_About this exercise:_ Omit the images and reproduce the rest of the entries exactly.

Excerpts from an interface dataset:
---
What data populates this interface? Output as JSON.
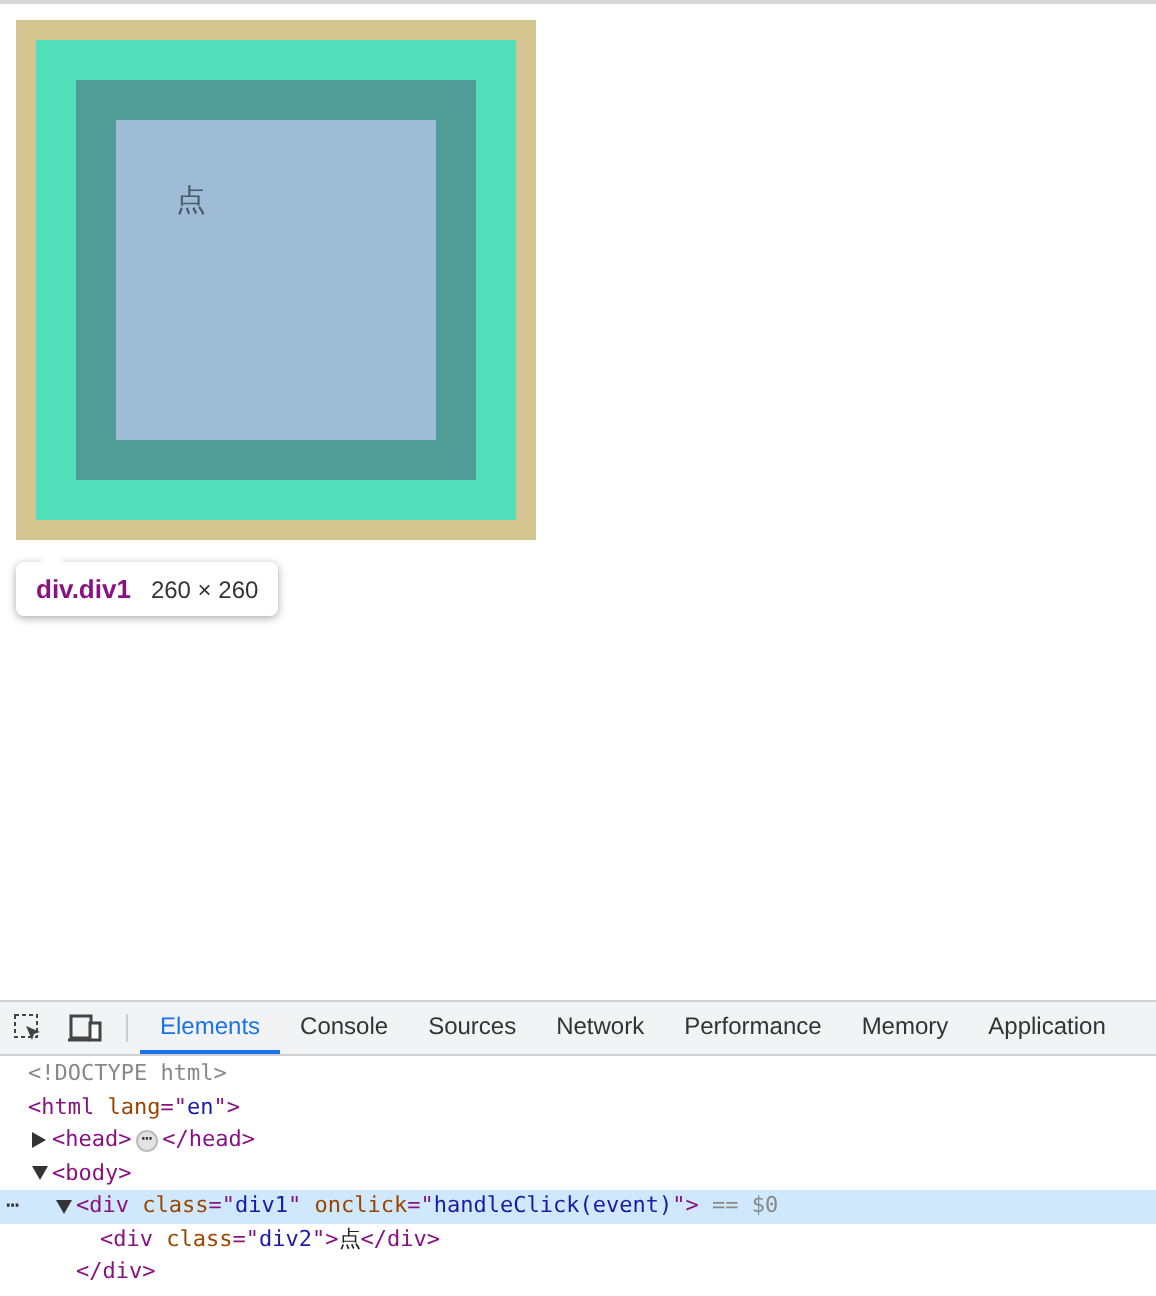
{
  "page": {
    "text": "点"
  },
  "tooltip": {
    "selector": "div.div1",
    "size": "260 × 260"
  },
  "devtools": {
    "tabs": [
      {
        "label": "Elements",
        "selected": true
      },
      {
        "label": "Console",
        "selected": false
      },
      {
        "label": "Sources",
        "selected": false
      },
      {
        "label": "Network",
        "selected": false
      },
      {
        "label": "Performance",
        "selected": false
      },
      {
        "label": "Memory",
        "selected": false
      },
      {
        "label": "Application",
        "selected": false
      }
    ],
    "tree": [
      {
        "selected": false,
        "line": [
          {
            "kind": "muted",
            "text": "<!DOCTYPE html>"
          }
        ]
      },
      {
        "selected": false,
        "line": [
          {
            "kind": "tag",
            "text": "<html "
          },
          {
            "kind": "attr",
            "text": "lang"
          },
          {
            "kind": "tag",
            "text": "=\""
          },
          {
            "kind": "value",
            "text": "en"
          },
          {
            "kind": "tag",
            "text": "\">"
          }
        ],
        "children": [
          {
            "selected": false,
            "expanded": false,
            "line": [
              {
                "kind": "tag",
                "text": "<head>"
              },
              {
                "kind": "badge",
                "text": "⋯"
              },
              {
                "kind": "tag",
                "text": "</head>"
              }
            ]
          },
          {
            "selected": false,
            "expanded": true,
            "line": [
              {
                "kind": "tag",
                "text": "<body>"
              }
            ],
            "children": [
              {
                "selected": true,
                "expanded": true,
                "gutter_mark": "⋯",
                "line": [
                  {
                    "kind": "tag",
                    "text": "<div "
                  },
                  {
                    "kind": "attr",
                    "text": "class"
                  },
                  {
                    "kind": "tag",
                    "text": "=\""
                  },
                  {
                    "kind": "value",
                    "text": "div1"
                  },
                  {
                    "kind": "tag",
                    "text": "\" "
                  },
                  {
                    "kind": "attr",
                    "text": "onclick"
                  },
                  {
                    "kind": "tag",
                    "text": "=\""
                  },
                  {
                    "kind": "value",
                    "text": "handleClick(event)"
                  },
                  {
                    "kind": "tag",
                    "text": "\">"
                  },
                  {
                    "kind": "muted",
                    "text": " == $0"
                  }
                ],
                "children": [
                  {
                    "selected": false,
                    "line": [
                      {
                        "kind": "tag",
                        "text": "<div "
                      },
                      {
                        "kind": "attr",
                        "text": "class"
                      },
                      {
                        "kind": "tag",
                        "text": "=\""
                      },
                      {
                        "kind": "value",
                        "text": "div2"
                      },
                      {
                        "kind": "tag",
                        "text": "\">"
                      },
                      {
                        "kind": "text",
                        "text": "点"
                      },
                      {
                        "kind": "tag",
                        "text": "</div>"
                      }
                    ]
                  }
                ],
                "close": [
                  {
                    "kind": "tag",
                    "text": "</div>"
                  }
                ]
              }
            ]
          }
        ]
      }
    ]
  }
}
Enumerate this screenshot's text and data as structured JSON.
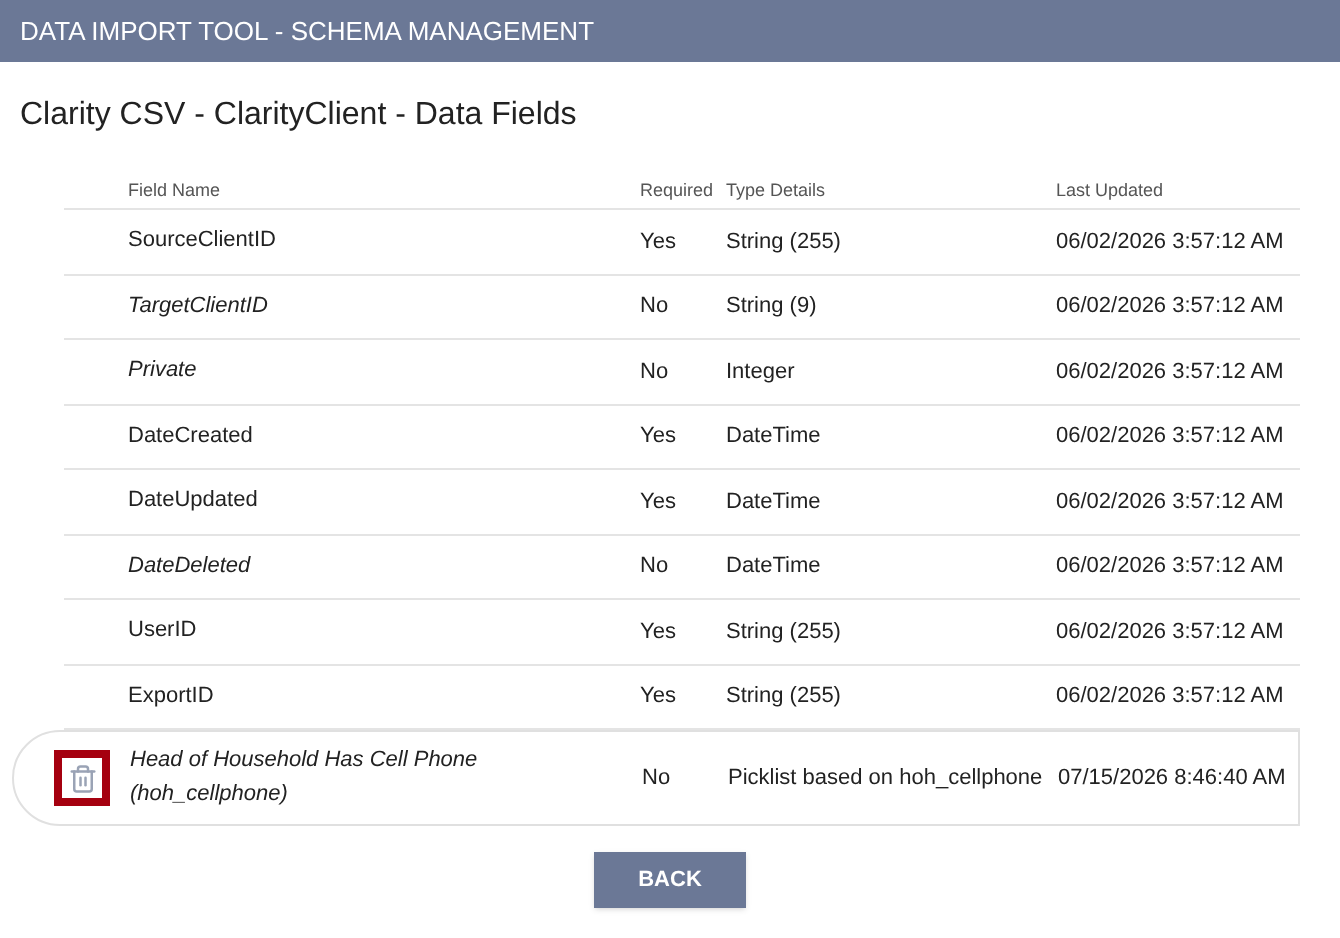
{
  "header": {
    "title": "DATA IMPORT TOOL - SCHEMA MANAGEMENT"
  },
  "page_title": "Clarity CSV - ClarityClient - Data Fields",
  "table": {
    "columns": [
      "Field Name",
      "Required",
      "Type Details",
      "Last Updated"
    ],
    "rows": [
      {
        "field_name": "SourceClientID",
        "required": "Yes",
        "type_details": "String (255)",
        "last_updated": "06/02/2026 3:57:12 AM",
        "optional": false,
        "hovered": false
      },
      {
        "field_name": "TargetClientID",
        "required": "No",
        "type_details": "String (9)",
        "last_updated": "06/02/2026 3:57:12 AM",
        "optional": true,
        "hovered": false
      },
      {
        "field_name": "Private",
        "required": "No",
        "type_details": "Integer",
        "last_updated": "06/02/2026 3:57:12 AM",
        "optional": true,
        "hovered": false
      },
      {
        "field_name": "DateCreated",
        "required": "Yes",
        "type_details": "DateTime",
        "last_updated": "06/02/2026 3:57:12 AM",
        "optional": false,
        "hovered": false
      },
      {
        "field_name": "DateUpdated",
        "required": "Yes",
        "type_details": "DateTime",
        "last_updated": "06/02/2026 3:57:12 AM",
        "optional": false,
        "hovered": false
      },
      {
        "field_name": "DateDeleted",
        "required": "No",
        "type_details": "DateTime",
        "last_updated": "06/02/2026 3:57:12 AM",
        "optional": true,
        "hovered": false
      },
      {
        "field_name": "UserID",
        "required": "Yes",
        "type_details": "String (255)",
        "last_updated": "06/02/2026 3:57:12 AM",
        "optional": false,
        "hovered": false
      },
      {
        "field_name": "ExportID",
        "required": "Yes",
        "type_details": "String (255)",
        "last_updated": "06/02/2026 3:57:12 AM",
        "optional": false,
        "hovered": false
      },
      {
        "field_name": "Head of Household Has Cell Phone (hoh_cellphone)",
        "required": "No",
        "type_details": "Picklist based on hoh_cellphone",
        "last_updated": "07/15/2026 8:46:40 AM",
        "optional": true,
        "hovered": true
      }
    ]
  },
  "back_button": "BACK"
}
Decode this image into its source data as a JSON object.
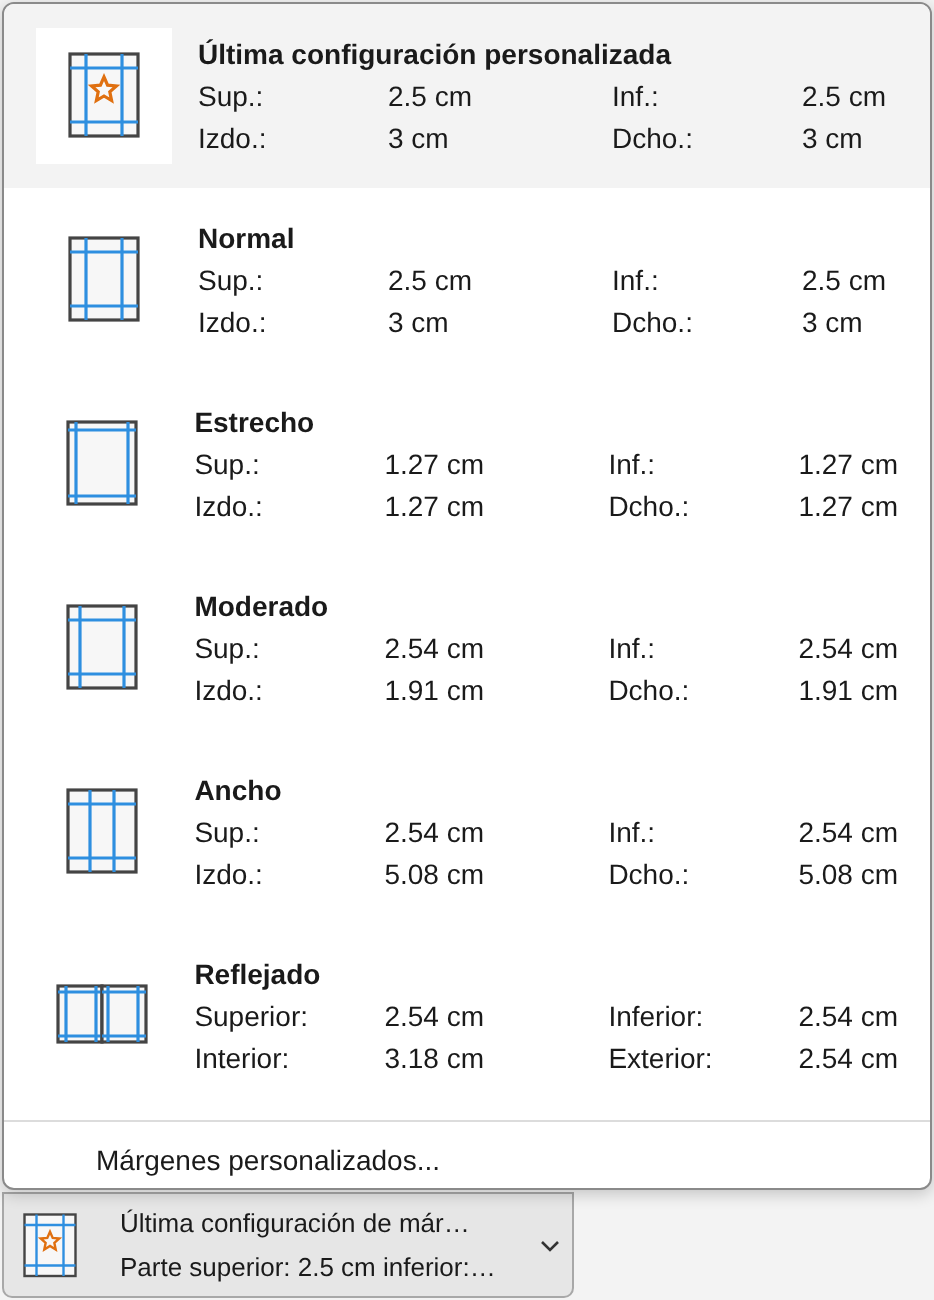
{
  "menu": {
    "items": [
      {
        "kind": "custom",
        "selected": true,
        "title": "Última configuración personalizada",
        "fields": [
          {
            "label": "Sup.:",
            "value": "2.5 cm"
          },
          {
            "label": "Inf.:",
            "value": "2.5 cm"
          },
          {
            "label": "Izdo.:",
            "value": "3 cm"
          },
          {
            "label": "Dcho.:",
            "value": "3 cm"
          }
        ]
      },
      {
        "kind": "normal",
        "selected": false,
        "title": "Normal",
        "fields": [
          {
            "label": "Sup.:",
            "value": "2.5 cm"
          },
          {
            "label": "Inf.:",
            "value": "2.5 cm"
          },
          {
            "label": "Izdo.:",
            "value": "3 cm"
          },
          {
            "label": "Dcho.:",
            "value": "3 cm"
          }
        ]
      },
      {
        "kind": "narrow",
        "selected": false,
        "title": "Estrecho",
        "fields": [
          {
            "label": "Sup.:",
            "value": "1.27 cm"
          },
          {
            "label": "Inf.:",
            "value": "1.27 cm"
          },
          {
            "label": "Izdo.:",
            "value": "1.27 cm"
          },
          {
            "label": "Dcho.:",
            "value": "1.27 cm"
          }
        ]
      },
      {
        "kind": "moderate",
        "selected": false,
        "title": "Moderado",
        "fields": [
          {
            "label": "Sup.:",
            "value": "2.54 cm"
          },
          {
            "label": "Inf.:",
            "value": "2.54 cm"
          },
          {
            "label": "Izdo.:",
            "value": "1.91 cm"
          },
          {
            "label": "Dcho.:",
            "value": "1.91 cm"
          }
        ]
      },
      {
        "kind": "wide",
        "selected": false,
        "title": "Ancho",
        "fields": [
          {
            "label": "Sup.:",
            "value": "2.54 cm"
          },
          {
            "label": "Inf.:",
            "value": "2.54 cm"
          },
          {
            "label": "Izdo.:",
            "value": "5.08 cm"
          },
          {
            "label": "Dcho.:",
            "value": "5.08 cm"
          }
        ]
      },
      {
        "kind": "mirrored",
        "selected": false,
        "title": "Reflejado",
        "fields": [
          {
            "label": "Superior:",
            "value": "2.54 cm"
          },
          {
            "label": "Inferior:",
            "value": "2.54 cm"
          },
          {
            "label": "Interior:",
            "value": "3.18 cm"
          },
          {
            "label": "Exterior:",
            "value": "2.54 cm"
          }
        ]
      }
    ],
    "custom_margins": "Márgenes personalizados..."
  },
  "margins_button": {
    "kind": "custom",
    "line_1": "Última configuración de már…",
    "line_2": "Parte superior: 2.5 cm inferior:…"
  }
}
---
_Response box:_
What data populates this interface? Output as JSON.
{
  "page": {
    "text": "点"
  },
  "tooltip": {
    "selector": "div.div1",
    "size": "260 × 260"
  },
  "devtools": {
    "tabs": [
      {
        "label": "Elements",
        "selected": true
      },
      {
        "label": "Console",
        "selected": false
      },
      {
        "label": "Sources",
        "selected": false
      },
      {
        "label": "Network",
        "selected": false
      },
      {
        "label": "Performance",
        "selected": false
      },
      {
        "label": "Memory",
        "selected": false
      },
      {
        "label": "Application",
        "selected": false
      }
    ],
    "tree": [
      {
        "selected": false,
        "line": [
          {
            "kind": "muted",
            "text": "<!DOCTYPE html>"
          }
        ]
      },
      {
        "selected": false,
        "line": [
          {
            "kind": "tag",
            "text": "<html "
          },
          {
            "kind": "attr",
            "text": "lang"
          },
          {
            "kind": "tag",
            "text": "=\""
          },
          {
            "kind": "value",
            "text": "en"
          },
          {
            "kind": "tag",
            "text": "\">"
          }
        ],
        "children": [
          {
            "selected": false,
            "expanded": false,
            "line": [
              {
                "kind": "tag",
                "text": "<head>"
              },
              {
                "kind": "badge",
                "text": "⋯"
              },
              {
                "kind": "tag",
                "text": "</head>"
              }
            ]
          },
          {
            "selected": false,
            "expanded": true,
            "line": [
              {
                "kind": "tag",
                "text": "<body>"
              }
            ],
            "children": [
              {
                "selected": true,
                "expanded": true,
                "gutter_mark": "⋯",
                "line": [
                  {
                    "kind": "tag",
                    "text": "<div "
                  },
                  {
                    "kind": "attr",
                    "text": "class"
                  },
                  {
                    "kind": "tag",
                    "text": "=\""
                  },
                  {
                    "kind": "value",
                    "text": "div1"
                  },
                  {
                    "kind": "tag",
                    "text": "\" "
                  },
                  {
                    "kind": "attr",
                    "text": "onclick"
                  },
                  {
                    "kind": "tag",
                    "text": "=\""
                  },
                  {
                    "kind": "value",
                    "text": "handleClick(event)"
                  },
                  {
                    "kind": "tag",
                    "text": "\">"
                  },
                  {
                    "kind": "muted",
                    "text": " == $0"
                  }
                ],
                "children": [
                  {
                    "selected": false,
                    "line": [
                      {
                        "kind": "tag",
                        "text": "<div "
                      },
                      {
                        "kind": "attr",
                        "text": "class"
                      },
                      {
                        "kind": "tag",
                        "text": "=\""
                      },
                      {
                        "kind": "value",
                        "text": "div2"
                      },
                      {
                        "kind": "tag",
                        "text": "\">"
                      },
                      {
                        "kind": "text",
                        "text": "点"
                      },
                      {
                        "kind": "tag",
                        "text": "</div>"
                      }
                    ]
                  }
                ],
                "close": [
                  {
                    "kind": "tag",
                    "text": "</div>"
                  }
                ]
              }
            ]
          }
        ]
      }
    ]
  }
}
Enumerate this screenshot's text and data as structured JSON.
{
  "header": {
    "title": "DATA IMPORT TOOL - SCHEMA MANAGEMENT"
  },
  "page_title": "Clarity CSV - ClarityClient - Data Fields",
  "table": {
    "columns": [
      "Field Name",
      "Required",
      "Type Details",
      "Last Updated"
    ],
    "rows": [
      {
        "field_name": "SourceClientID",
        "required": "Yes",
        "type_details": "String (255)",
        "last_updated": "06/02/2026 3:57:12 AM",
        "optional": false,
        "hovered": false
      },
      {
        "field_name": "TargetClientID",
        "required": "No",
        "type_details": "String (9)",
        "last_updated": "06/02/2026 3:57:12 AM",
        "optional": true,
        "hovered": false
      },
      {
        "field_name": "Private",
        "required": "No",
        "type_details": "Integer",
        "last_updated": "06/02/2026 3:57:12 AM",
        "optional": true,
        "hovered": false
      },
      {
        "field_name": "DateCreated",
        "required": "Yes",
        "type_details": "DateTime",
        "last_updated": "06/02/2026 3:57:12 AM",
        "optional": false,
        "hovered": false
      },
      {
        "field_name": "DateUpdated",
        "required": "Yes",
        "type_details": "DateTime",
        "last_updated": "06/02/2026 3:57:12 AM",
        "optional": false,
        "hovered": false
      },
      {
        "field_name": "DateDeleted",
        "required": "No",
        "type_details": "DateTime",
        "last_updated": "06/02/2026 3:57:12 AM",
        "optional": true,
        "hovered": false
      },
      {
        "field_name": "UserID",
        "required": "Yes",
        "type_details": "String (255)",
        "last_updated": "06/02/2026 3:57:12 AM",
        "optional": false,
        "hovered": false
      },
      {
        "field_name": "ExportID",
        "required": "Yes",
        "type_details": "String (255)",
        "last_updated": "06/02/2026 3:57:12 AM",
        "optional": false,
        "hovered": false
      },
      {
        "field_name": "Head of Household Has Cell Phone (hoh_cellphone)",
        "required": "No",
        "type_details": "Picklist based on hoh_cellphone",
        "last_updated": "07/15/2026 8:46:40 AM",
        "optional": true,
        "hovered": true
      }
    ]
  },
  "back_button": "BACK"
}
Decode this image into its source data as a JSON object.
{
  "menu": {
    "items": [
      {
        "kind": "custom",
        "selected": true,
        "title": "Última configuración personalizada",
        "fields": [
          {
            "label": "Sup.:",
            "value": "2.5 cm"
          },
          {
            "label": "Inf.:",
            "value": "2.5 cm"
          },
          {
            "label": "Izdo.:",
            "value": "3 cm"
          },
          {
            "label": "Dcho.:",
            "value": "3 cm"
          }
        ]
      },
      {
        "kind": "normal",
        "selected": false,
        "title": "Normal",
        "fields": [
          {
            "label": "Sup.:",
            "value": "2.5 cm"
          },
          {
            "label": "Inf.:",
            "value": "2.5 cm"
          },
          {
            "label": "Izdo.:",
            "value": "3 cm"
          },
          {
            "label": "Dcho.:",
            "value": "3 cm"
          }
        ]
      },
      {
        "kind": "narrow",
        "selected": false,
        "title": "Estrecho",
        "fields": [
          {
            "label": "Sup.:",
            "value": "1.27 cm"
          },
          {
            "label": "Inf.:",
            "value": "1.27 cm"
          },
          {
            "label": "Izdo.:",
            "value": "1.27 cm"
          },
          {
            "label": "Dcho.:",
            "value": "1.27 cm"
          }
        ]
      },
      {
        "kind": "moderate",
        "selected": false,
        "title": "Moderado",
        "fields": [
          {
            "label": "Sup.:",
            "value": "2.54 cm"
          },
          {
            "label": "Inf.:",
            "value": "2.54 cm"
          },
          {
            "label": "Izdo.:",
            "value": "1.91 cm"
          },
          {
            "label": "Dcho.:",
            "value": "1.91 cm"
          }
        ]
      },
      {
        "kind": "wide",
        "selected": false,
        "title": "Ancho",
        "fields": [
          {
            "label": "Sup.:",
            "value": "2.54 cm"
          },
          {
            "label": "Inf.:",
            "value": "2.54 cm"
          },
          {
            "label": "Izdo.:",
            "value": "5.08 cm"
          },
          {
            "label": "Dcho.:",
            "value": "5.08 cm"
          }
        ]
      },
      {
        "kind": "mirrored",
        "selected": false,
        "title": "Reflejado",
        "fields": [
          {
            "label": "Superior:",
            "value": "2.54 cm"
          },
          {
            "label": "Inferior:",
            "value": "2.54 cm"
          },
          {
            "label": "Interior:",
            "value": "3.18 cm"
          },
          {
            "label": "Exterior:",
            "value": "2.54 cm"
          }
        ]
      }
    ],
    "custom_margins": "Márgenes personalizados..."
  },
  "margins_button": {
    "kind": "custom",
    "line_1": "Última configuración de már…",
    "line_2": "Parte superior: 2.5 cm inferior:…"
  }
}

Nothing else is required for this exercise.